▶ _Problem to work on_: In the entries that follow, find each line with the word "main" and copy it.

Excerpts from an interface dataset:

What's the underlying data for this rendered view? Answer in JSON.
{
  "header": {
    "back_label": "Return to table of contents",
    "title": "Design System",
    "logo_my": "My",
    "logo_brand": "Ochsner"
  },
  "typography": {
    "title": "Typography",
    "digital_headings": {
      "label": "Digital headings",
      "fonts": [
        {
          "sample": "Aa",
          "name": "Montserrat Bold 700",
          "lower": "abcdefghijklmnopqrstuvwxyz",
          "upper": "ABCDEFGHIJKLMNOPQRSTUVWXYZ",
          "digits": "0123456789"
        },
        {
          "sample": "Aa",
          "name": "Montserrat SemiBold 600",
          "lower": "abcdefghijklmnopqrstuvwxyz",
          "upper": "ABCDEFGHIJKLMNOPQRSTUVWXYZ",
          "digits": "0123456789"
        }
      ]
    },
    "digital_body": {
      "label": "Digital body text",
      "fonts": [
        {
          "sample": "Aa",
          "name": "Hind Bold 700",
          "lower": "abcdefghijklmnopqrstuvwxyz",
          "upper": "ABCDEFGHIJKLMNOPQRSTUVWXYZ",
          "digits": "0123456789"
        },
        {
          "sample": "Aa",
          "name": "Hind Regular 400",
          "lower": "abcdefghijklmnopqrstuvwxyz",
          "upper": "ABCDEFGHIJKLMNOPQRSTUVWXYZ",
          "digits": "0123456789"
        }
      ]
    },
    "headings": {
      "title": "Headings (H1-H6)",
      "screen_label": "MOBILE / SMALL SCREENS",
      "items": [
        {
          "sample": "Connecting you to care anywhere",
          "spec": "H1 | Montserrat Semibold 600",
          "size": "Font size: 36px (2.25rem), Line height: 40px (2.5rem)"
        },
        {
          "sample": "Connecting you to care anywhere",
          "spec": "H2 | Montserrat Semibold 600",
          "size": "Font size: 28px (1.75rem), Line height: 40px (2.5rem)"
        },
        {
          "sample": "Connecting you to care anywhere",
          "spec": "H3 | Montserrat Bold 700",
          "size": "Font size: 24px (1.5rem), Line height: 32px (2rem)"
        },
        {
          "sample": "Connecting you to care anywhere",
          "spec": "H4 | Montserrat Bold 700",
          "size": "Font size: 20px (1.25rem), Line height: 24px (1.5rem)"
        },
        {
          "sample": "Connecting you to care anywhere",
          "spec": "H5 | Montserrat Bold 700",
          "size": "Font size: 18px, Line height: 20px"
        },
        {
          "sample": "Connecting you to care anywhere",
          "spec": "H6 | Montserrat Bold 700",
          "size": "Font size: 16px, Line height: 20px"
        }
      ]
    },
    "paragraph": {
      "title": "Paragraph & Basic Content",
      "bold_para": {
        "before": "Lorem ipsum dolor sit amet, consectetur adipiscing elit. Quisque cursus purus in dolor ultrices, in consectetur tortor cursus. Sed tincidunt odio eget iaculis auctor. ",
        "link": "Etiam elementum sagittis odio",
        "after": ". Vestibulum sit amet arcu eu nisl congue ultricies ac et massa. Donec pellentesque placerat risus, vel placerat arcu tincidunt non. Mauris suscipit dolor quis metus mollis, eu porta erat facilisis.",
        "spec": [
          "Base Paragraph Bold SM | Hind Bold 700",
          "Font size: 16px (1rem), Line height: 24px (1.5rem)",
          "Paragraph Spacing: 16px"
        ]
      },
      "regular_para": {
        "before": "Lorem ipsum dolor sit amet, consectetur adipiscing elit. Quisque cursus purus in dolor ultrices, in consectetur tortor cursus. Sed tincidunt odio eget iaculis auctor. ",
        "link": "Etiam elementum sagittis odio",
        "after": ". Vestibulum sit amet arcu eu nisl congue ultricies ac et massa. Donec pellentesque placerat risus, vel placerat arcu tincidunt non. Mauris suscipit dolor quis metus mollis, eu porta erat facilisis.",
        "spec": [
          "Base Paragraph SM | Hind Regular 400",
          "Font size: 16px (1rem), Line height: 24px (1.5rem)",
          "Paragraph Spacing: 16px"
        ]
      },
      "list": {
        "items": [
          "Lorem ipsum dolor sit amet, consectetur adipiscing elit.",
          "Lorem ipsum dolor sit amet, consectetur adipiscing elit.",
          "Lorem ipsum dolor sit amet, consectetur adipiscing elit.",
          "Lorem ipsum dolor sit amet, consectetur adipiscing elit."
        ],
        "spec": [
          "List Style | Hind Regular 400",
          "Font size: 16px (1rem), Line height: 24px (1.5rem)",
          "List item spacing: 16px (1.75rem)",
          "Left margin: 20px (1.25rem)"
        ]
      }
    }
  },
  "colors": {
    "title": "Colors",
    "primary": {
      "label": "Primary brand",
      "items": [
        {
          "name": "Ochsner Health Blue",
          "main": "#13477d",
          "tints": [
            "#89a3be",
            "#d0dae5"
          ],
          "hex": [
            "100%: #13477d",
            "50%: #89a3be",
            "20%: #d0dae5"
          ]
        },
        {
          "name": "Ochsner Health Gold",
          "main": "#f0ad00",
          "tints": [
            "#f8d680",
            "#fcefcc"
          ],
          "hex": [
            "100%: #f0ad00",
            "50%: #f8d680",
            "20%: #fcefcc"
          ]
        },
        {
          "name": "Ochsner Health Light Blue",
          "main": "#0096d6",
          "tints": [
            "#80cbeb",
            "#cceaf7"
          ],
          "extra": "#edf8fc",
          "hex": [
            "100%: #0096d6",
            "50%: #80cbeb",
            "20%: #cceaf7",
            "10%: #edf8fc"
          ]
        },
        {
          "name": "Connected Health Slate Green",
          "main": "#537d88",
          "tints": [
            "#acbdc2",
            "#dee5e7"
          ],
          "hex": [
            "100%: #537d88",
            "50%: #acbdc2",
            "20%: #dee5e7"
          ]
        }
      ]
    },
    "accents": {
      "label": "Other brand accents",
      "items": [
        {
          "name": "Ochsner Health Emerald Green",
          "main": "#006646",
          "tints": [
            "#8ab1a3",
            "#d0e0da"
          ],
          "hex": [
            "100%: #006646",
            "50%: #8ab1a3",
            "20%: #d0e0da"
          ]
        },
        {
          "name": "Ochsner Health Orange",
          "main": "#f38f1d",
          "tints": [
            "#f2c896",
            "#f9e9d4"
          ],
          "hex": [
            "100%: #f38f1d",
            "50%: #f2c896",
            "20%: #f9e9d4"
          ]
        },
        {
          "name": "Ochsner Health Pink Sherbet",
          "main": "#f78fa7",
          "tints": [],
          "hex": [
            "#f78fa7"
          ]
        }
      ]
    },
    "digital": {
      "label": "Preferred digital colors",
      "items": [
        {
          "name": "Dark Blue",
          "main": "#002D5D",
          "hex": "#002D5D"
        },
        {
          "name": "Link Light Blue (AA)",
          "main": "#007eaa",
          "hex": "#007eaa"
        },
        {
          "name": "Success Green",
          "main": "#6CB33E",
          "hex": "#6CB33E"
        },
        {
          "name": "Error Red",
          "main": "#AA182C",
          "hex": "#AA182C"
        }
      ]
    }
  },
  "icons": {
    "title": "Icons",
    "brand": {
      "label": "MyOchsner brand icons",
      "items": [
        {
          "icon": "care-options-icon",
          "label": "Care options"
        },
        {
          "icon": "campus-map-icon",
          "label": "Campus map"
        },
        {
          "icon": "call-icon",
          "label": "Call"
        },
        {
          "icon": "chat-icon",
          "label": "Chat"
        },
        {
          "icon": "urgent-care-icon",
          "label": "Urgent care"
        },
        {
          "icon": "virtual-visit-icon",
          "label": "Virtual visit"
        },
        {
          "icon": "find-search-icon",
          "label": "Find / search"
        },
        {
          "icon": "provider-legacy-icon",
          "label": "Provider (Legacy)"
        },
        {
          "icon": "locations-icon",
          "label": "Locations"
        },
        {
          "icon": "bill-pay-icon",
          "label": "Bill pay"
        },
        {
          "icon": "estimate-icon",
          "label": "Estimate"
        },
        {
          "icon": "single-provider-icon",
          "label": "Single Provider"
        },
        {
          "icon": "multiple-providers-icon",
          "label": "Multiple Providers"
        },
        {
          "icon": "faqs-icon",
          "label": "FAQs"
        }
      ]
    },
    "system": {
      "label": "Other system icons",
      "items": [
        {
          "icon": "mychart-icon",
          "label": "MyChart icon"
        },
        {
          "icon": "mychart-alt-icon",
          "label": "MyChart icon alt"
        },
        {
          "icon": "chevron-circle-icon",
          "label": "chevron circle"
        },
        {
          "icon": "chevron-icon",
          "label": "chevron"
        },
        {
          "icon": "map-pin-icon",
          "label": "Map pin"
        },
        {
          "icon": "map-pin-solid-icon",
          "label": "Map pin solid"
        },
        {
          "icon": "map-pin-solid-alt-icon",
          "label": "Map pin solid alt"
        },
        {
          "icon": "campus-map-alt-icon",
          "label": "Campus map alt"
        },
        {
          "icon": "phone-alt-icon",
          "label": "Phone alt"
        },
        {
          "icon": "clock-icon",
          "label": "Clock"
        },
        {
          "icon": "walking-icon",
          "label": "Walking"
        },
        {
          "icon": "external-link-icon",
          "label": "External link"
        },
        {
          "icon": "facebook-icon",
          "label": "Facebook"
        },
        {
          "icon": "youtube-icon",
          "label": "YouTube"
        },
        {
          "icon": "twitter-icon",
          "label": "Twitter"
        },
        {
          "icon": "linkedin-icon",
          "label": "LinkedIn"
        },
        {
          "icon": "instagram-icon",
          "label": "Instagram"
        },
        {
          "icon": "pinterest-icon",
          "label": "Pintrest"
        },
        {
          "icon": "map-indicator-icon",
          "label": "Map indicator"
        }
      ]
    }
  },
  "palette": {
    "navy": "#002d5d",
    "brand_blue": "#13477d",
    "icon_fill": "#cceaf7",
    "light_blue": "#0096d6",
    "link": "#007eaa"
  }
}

▶ _Output for this exercise_:
          "main": "#13477d",
          "main": "#f0ad00",
          "main": "#0096d6",
          "main": "#537d88",
          "main": "#006646",
          "main": "#f38f1d",
          "main": "#f78fa7",
          "main": "#002D5D",
          "main": "#007eaa",
          "main": "#6CB33E",
          "main": "#AA182C",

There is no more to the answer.